Worse yet, many new CMOs find that their department’s structure simply grew like Topsy, without much in the way of intention. In these unplanned departments, jobs are organized around individual interests or skills and reporting relationships are based on convenience or seniority, rather than on what’s required for the department to succeed in the increasingly complex and politicized realm of higher education marketing.
In the May 2017 issue of Stamats Insights, Dr. Sevier outlined the four essential ingredients for a truly great marketing department: clear direction, political support, talent, and resources. Bob concluded his article by observing once these key ingredients are in place, then organizational structure should be considered next. Bob’s approach is similar to the process I’ve followed to realign jobs and reporting relationships at several points in my career.
I recently used it to help a colleague at another institution restructure her department. This vice president was a newcomer to higher education—but not to marketing. When she arrived she found that her department was full of jobs that were tailored to the needs and interests of individuals. Key functions like social media, web design and production, and news media relations were shared haphazardly across a number of positions, with multiple individuals handling parts of a function. Lines of responsibility were blurred, and the VP felt that she couldn’t refill one of those jobs because it would require her to find a “unicorn.”
I recommended she start by writing a marketing plan for her college, identifying the institution’s key business goals and the marketing strategies necessary to support those goals, as well as identifying the core messages and priority audiences that needed to be reached. The new VP did this and then obtained the support of the president and other senior leaders.

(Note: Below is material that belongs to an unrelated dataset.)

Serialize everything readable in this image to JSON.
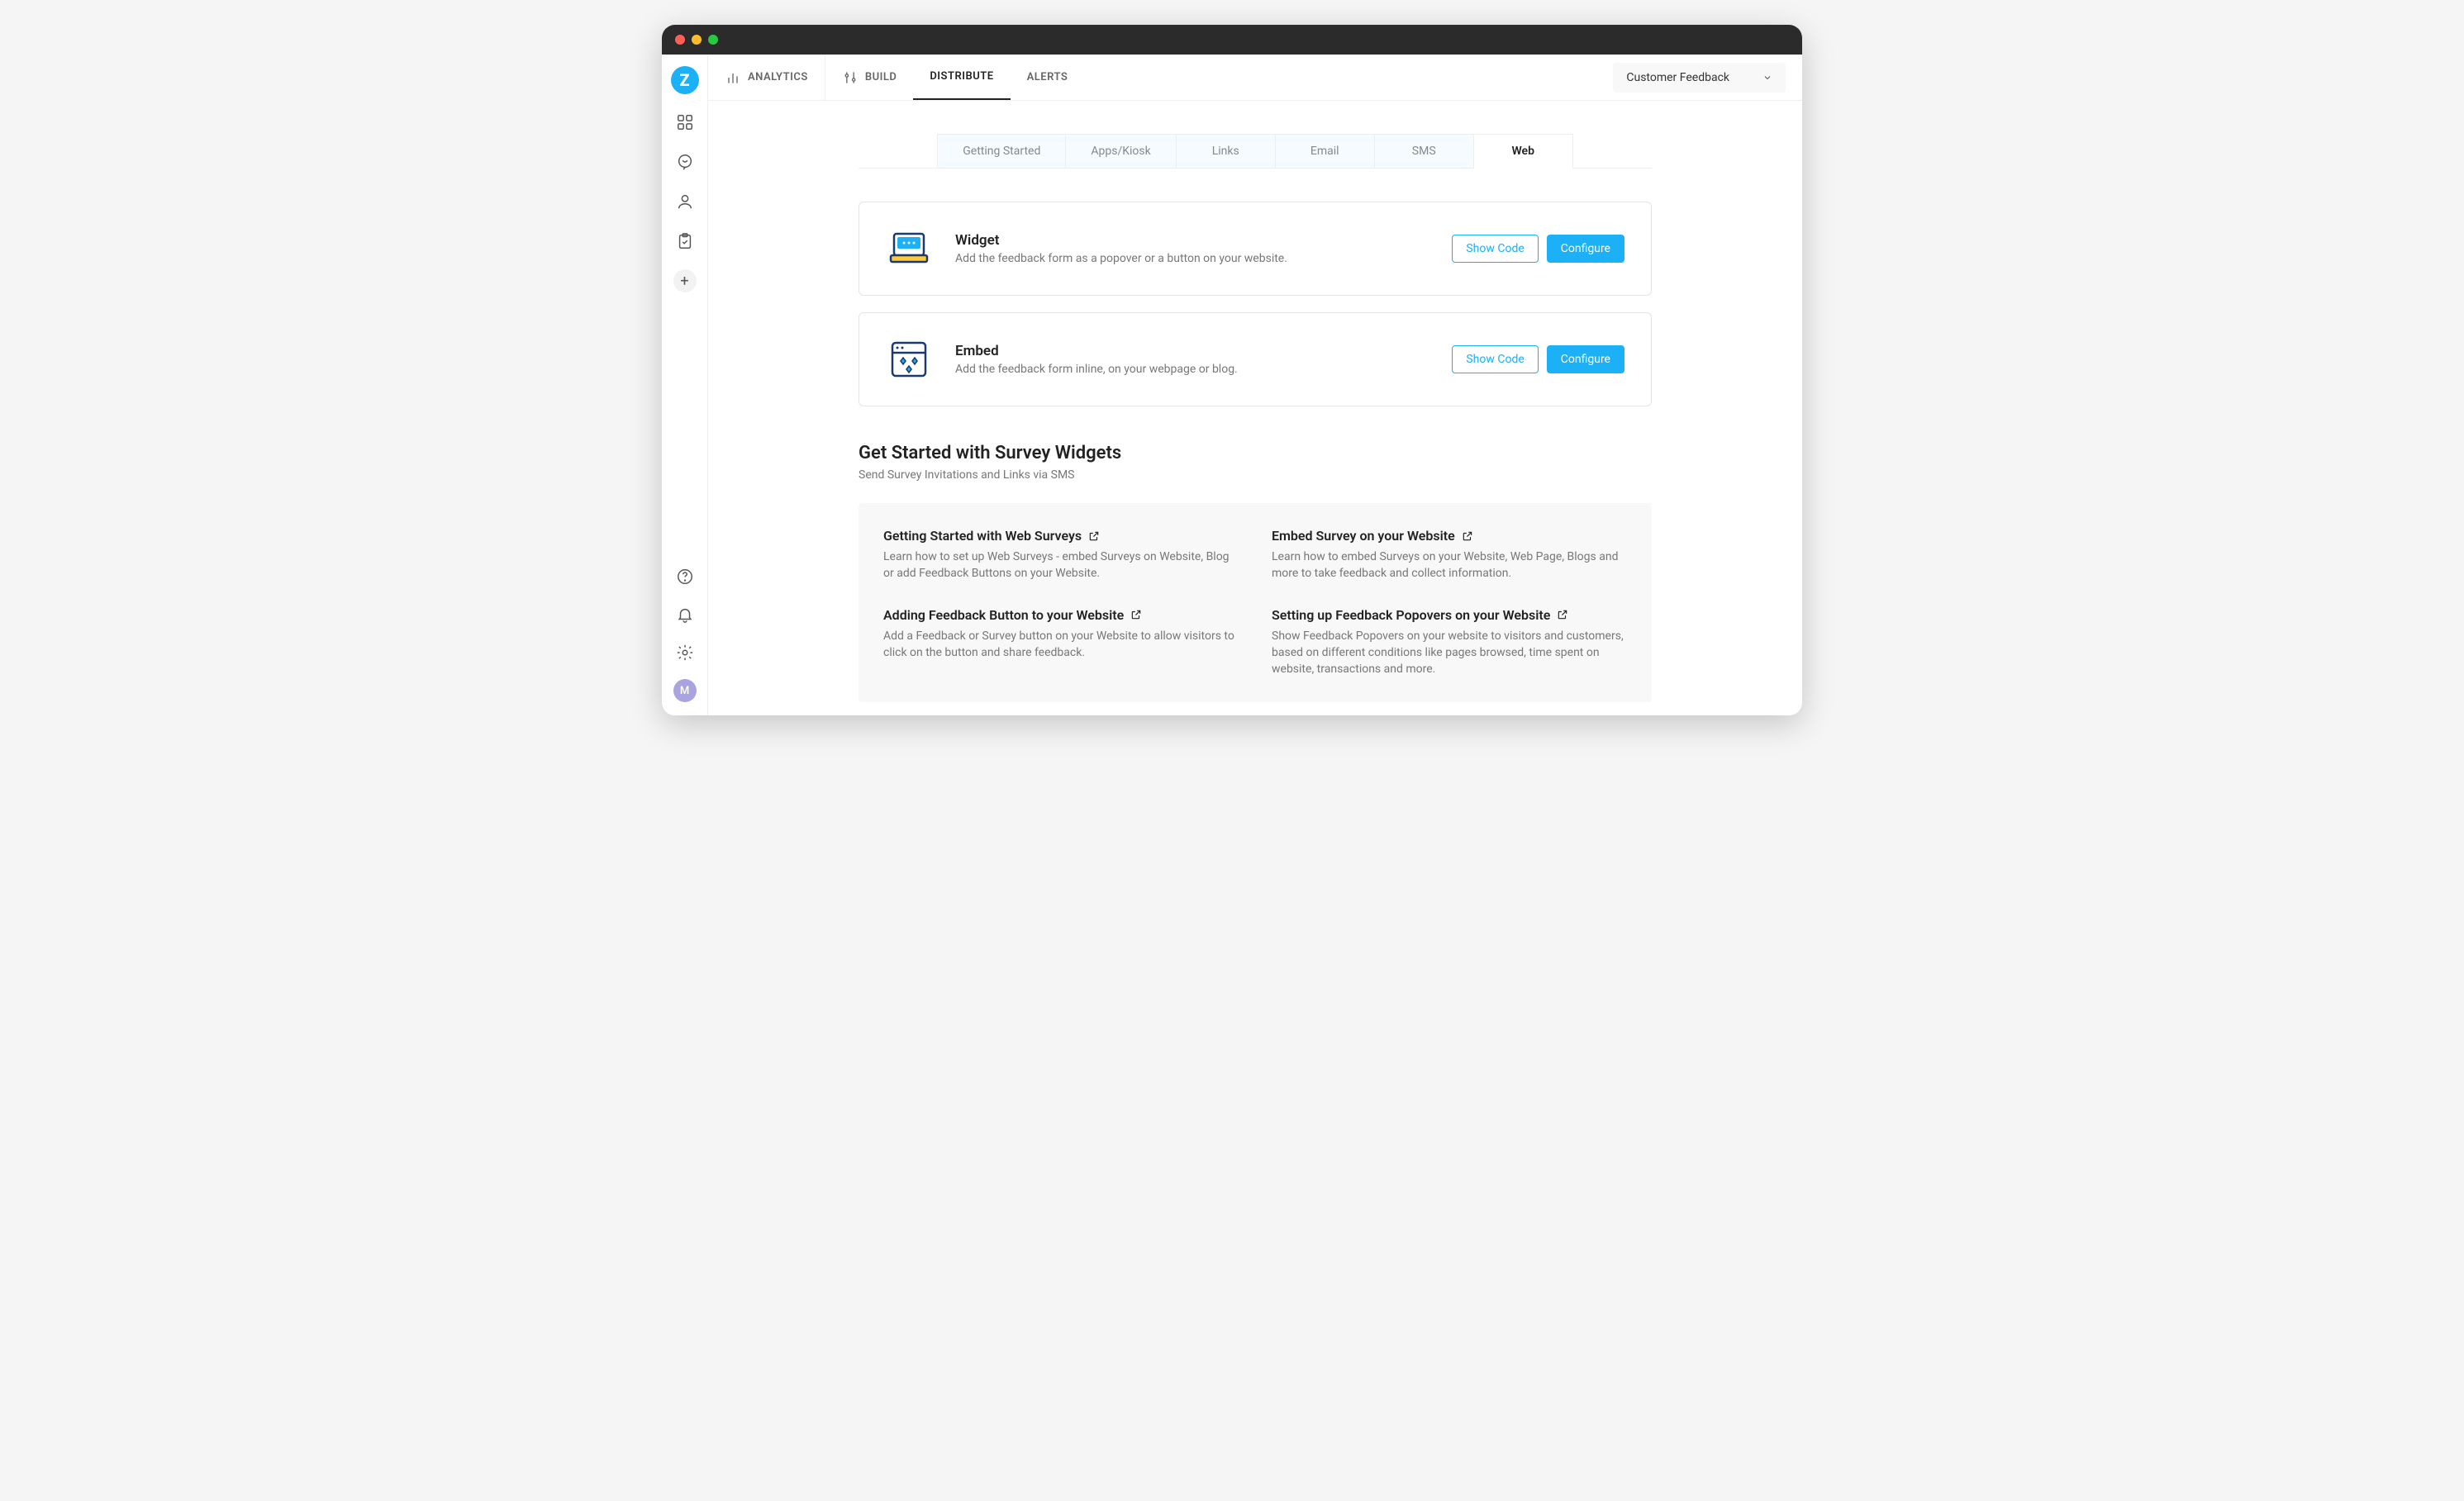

Next, she drew up a new organization chart that showed the positions necessary to deliver the strategies identified in the plan. I encouraged her to make this a “blank slate” exercise—creating the ideal set of jobs and reporting relationships that made the most sense. She passed this by the Human Resources director and received support. Then we set out thinking carefully about how to match the strengths and talents of each employee to the new positions that she’d envisioned.
The VP made some adjustments to tailor one or two roles to fit key individuals, but resisted the temptation to replicate the “unicorn” approach she’d inherited. Faced with changes, one person decided to retire, and the VP eliminated three more roles and started searches to fill the new positions she’d developed. For the staff who remained, the new structure provided opportunities to learn new skills and grow in their careers.
Today, six months after we began the process, the VP has successfully restructured and re-staffed her department with new job functions and clear areas of responsibility. The new skill set she brought on aligns with institutional priorities, and for the first time marketing goals and actionable strategies are being implemented to achieve these goals. Operationalizing the new vision requires ongoing change management to help transition her department from being tactical to strategic marketers, but it has invigorated them to experiment with new ideas.
While there are many similarities among institutions of higher education, no two are exactly alike or face the exact same conditions, and that’s why one size will not fit all when it comes to organizing the marketing department. You need to find the structure that works for you, and that comes from first crafting a strategy and gaining support, then building the structure that best delivers your strategy, and only then slotting in people.
To learn more about this approach, join Bob Sevier, Rob Westervelt, and me for a free webinar on Tuesday, September 26, at 2:30 p.m. Eastern Standard Time.
Joseph A. Brennan, PhD, Vice President for Communications and Marketing and Clinical Professor of Business, University at Albany—State University of New York